_Exercise data:_
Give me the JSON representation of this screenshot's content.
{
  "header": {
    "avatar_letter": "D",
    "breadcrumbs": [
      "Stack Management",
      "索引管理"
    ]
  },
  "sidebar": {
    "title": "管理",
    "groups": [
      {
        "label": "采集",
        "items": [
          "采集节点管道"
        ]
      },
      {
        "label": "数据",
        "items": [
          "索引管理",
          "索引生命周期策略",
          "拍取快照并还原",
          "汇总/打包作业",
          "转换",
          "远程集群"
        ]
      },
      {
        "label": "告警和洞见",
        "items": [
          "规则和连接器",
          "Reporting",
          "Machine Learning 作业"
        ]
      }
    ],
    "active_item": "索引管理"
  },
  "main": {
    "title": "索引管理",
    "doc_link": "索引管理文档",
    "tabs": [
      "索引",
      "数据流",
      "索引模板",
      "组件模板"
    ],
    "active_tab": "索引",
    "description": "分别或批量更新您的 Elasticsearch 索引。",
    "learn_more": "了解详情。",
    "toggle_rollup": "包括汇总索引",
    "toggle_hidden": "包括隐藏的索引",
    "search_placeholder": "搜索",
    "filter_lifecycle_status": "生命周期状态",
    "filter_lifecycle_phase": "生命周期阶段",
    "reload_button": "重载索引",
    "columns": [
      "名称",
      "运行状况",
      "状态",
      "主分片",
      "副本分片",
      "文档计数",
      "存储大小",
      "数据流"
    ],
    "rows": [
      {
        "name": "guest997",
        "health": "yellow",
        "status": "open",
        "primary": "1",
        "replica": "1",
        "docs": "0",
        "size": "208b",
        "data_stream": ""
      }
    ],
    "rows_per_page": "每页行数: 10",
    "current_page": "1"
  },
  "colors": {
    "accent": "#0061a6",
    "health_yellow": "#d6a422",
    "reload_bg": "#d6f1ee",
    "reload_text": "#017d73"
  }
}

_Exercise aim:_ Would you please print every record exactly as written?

_Reply:_
Give me the JSON representation of this screenshot's content.
{
  "header": {
    "avatar_letter": "D",
    "breadcrumbs": [
      "Stack Management",
      "索引管理"
    ]
  },
  "sidebar": {
    "title": "管理",
    "groups": [
      {
        "label": "采集",
        "items": [
          "采集节点管道"
        ]
      },
      {
        "label": "数据",
        "items": [
          "索引管理",
          "索引生命周期策略",
          "拍取快照并还原",
          "汇总/打包作业",
          "转换",
          "远程集群"
        ]
      },
      {
        "label": "告警和洞见",
        "items": [
          "规则和连接器",
          "Reporting",
          "Machine Learning 作业"
        ]
      }
    ],
    "active_item": "索引管理"
  },
  "main": {
    "title": "索引管理",
    "doc_link": "索引管理文档",
    "tabs": [
      "索引",
      "数据流",
      "索引模板",
      "组件模板"
    ],
    "active_tab": "索引",
    "description": "分别或批量更新您的 Elasticsearch 索引。",
    "learn_more": "了解详情。",
    "toggle_rollup": "包括汇总索引",
    "toggle_hidden": "包括隐藏的索引",
    "search_placeholder": "搜索",
    "filter_lifecycle_status": "生命周期状态",
    "filter_lifecycle_phase": "生命周期阶段",
    "reload_button": "重载索引",
    "columns": [
      "名称",
      "运行状况",
      "状态",
      "主分片",
      "副本分片",
      "文档计数",
      "存储大小",
      "数据流"
    ],
    "rows": [
      {
        "name": "guest997",
        "health": "yellow",
        "status": "open",
        "primary": "1",
        "replica": "1",
        "docs": "0",
        "size": "208b",
        "data_stream": ""
      }
    ],
    "rows_per_page": "每页行数: 10",
    "current_page": "1"
  },
  "colors": {
    "accent": "#0061a6",
    "health_yellow": "#d6a422",
    "reload_bg": "#d6f1ee",
    "reload_text": "#017d73"
  }
}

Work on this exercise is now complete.